» **What to do**
Find out how many lines of the material contain the string "desc" and give only that figure.

» **The data**
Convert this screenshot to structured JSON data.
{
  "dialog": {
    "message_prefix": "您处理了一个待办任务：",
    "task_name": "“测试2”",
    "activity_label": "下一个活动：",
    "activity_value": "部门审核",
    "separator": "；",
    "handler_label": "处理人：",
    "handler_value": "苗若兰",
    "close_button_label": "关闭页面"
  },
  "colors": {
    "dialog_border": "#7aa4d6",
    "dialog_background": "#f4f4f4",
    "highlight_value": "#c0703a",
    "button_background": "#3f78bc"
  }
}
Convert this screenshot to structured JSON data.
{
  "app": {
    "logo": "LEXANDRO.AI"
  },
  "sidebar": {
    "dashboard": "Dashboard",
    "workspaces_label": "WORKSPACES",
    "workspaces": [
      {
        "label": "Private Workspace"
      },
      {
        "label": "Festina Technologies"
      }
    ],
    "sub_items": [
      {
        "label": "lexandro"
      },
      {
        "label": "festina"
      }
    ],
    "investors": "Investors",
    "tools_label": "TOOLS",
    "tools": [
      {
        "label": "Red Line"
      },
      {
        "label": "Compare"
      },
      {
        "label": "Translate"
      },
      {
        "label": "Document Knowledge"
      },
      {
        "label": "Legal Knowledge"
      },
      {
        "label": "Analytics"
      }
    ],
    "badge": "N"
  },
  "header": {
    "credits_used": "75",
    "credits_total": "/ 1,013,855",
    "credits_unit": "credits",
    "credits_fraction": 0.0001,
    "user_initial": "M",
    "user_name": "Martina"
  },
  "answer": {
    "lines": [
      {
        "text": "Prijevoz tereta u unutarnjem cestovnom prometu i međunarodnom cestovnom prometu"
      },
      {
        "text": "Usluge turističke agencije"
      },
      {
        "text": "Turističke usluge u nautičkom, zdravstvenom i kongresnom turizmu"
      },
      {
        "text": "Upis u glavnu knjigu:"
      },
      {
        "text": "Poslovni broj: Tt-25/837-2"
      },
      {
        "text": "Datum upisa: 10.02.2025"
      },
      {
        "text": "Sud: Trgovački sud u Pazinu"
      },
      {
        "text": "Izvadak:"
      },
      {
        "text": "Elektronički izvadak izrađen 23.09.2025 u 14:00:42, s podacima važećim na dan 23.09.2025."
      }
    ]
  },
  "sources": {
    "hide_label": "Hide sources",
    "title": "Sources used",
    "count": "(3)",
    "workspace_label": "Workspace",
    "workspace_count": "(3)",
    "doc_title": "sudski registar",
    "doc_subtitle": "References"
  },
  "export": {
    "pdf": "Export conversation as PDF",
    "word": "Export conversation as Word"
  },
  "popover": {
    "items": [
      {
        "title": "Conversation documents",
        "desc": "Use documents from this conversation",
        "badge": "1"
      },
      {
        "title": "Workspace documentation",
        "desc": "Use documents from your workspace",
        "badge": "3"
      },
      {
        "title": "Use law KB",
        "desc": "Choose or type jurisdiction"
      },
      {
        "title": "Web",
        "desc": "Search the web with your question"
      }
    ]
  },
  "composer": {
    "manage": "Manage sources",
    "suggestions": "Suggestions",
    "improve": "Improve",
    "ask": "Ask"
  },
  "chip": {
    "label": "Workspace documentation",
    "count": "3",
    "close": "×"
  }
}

» **Result of the exercise**
4